In anticipation of the opening of the Valletta – European Capital of Culture 2018 programme, the city of Valletta prepared a full list of activities for residents and visitors – local and foreign bands, an acrobat flown around by a giant balloon, interesting characters walking in the crowd, colourful projections and, finally, fireworks. As ugly as Mediterranean winters can be, the day was exceptionally nice, with almost no wind. Predictably, many people chose the main square of Valletta to meet the new year – it is estimated that there were around 85,000 attendees, which is around 13 times the population of Valletta!
It’s typical that the best cafes and bars are hidden in courtyards between several apartment blocks, a friend explained as we went for drinks to a trendy bar, complete with trees and a touch of South American fusion in its menu. With many outdoor cafes and bars outside of the tourist area thus hidden, Bucharest’s eclectic facades look somewhat grim. But who stays with the facades anyway? Bucharest invites the viewer to move on and search deeper.
The first day of September was rich in intercultural events: Appogg (the governmental youth agency) and UNHCR Malta brought several communities together to share food and traditional music in Msida, targeting mostly families in their Building Friendships event, and Spark15, a young migrants’ NGO, publicized a contemporary music and games event in Valletta. It was a tough choice, but Msida and Valletta being relatively close, I expected to make it to both. The first one was attractive for the opportunity to meet organized diaspora communities in Malta. The second one promised an energetic and youthful vibe.
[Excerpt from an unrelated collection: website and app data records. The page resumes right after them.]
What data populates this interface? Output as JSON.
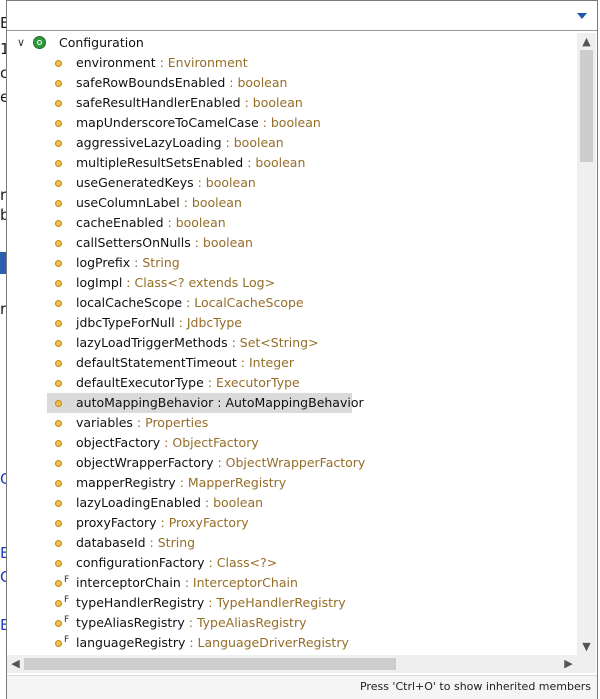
{
  "search": {
    "value": ""
  },
  "tree": {
    "root": {
      "label": "Configuration"
    },
    "items": [
      {
        "name": "environment",
        "type": "Environment",
        "final": false
      },
      {
        "name": "safeRowBoundsEnabled",
        "type": "boolean",
        "final": false
      },
      {
        "name": "safeResultHandlerEnabled",
        "type": "boolean",
        "final": false
      },
      {
        "name": "mapUnderscoreToCamelCase",
        "type": "boolean",
        "final": false
      },
      {
        "name": "aggressiveLazyLoading",
        "type": "boolean",
        "final": false
      },
      {
        "name": "multipleResultSetsEnabled",
        "type": "boolean",
        "final": false
      },
      {
        "name": "useGeneratedKeys",
        "type": "boolean",
        "final": false
      },
      {
        "name": "useColumnLabel",
        "type": "boolean",
        "final": false
      },
      {
        "name": "cacheEnabled",
        "type": "boolean",
        "final": false
      },
      {
        "name": "callSettersOnNulls",
        "type": "boolean",
        "final": false
      },
      {
        "name": "logPrefix",
        "type": "String",
        "final": false
      },
      {
        "name": "logImpl",
        "type": "Class<? extends Log>",
        "final": false
      },
      {
        "name": "localCacheScope",
        "type": "LocalCacheScope",
        "final": false
      },
      {
        "name": "jdbcTypeForNull",
        "type": "JdbcType",
        "final": false
      },
      {
        "name": "lazyLoadTriggerMethods",
        "type": "Set<String>",
        "final": false
      },
      {
        "name": "defaultStatementTimeout",
        "type": "Integer",
        "final": false
      },
      {
        "name": "defaultExecutorType",
        "type": "ExecutorType",
        "final": false
      },
      {
        "name": "autoMappingBehavior",
        "type": "AutoMappingBehavior",
        "final": false,
        "selected": true
      },
      {
        "name": "variables",
        "type": "Properties",
        "final": false
      },
      {
        "name": "objectFactory",
        "type": "ObjectFactory",
        "final": false
      },
      {
        "name": "objectWrapperFactory",
        "type": "ObjectWrapperFactory",
        "final": false
      },
      {
        "name": "mapperRegistry",
        "type": "MapperRegistry",
        "final": false
      },
      {
        "name": "lazyLoadingEnabled",
        "type": "boolean",
        "final": false
      },
      {
        "name": "proxyFactory",
        "type": "ProxyFactory",
        "final": false
      },
      {
        "name": "databaseId",
        "type": "String",
        "final": false
      },
      {
        "name": "configurationFactory",
        "type": "Class<?>",
        "final": false
      },
      {
        "name": "interceptorChain",
        "type": "InterceptorChain",
        "final": true
      },
      {
        "name": "typeHandlerRegistry",
        "type": "TypeHandlerRegistry",
        "final": true
      },
      {
        "name": "typeAliasRegistry",
        "type": "TypeAliasRegistry",
        "final": true
      },
      {
        "name": "languageRegistry",
        "type": "LanguageDriverRegistry",
        "final": true
      }
    ]
  },
  "status": {
    "hint": "Press 'Ctrl+O' to show inherited members"
  },
  "colors": {
    "type_text": "#956d28",
    "selection": "#dadada",
    "class_icon": "#2e9b3a",
    "field_icon": "#f0c14a"
  }
}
Msida, home of Malta’s junior college, is a well-connected town by the sea. With the event taking place opposite the church, there was a good chance that passers-by would spot it and spontaneously decide to join. The center of the square was kept free for folk dancing performances, and several food stalls were arranged in a semicircle, offering Palestinian/ Levantine, Bangladeshi, Ghanaian, Maltese and Somali food, with face-painting and drums workshops in between. Continue reading →
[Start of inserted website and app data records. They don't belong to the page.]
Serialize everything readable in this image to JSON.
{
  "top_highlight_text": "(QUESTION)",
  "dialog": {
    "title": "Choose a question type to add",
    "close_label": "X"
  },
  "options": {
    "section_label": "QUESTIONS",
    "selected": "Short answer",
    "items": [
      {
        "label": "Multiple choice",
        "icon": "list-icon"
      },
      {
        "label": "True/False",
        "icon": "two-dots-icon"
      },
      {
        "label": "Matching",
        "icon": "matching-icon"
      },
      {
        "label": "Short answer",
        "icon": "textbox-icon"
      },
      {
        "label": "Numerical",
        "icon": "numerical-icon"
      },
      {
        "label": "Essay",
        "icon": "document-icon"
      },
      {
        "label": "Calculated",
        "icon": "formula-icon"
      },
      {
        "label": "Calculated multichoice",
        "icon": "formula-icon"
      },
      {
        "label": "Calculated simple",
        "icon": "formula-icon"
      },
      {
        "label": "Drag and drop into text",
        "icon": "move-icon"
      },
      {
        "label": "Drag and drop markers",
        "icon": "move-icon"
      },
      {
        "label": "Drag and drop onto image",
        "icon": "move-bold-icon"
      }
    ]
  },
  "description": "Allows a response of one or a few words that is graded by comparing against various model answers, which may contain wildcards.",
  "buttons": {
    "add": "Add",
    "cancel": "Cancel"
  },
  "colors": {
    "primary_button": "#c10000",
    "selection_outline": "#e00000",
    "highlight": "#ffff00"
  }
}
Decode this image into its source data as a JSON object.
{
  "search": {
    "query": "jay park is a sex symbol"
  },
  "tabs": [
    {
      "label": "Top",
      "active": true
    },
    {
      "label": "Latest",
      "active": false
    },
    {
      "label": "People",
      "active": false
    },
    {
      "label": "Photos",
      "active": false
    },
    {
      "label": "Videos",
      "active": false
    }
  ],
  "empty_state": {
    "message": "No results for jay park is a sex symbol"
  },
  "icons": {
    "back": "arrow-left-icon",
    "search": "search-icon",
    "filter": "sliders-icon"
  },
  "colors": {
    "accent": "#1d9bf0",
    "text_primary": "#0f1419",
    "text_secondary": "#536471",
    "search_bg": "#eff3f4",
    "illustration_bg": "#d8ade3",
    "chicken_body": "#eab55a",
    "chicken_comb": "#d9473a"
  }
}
Believe it or not, it took me half a year to go and explore Manoel Island, which is off the coast of Gzira town and is known for parties and events. In winter especially, it looked like the best parties take place at Funky Monkey, expats′s go-to bar on the island. On the other hand, I also knew the island as an obscure development project, whereby a company, MIDI PLC, is building commercial venues in exchange for restoration of the island’s historical quarantine and other heritage areas. The agreement was signed in 2000 by the ruling PN administration at the time – the political party that tried to win elections this year promising greater transparency than the incumbent government. However, a part of the contract with the developer reportedly went missing. According to Eurostat, three in five Maltese men and a third of women have not read a book over the past year, probably because news look like detective novels or thrillers. As the plan for the island contains a hotel, a luxury casino, and a shopping area, some NGOs fear emergence of the second, but less ambitious, Dubai, while the company promises that most of the space will be accessible to the public.
The island is connected to Gzira by a narrow bridge, which is a road without a sidewalk (not surprising in Malta). The first thing one notices upon entering is the famous Duck Village.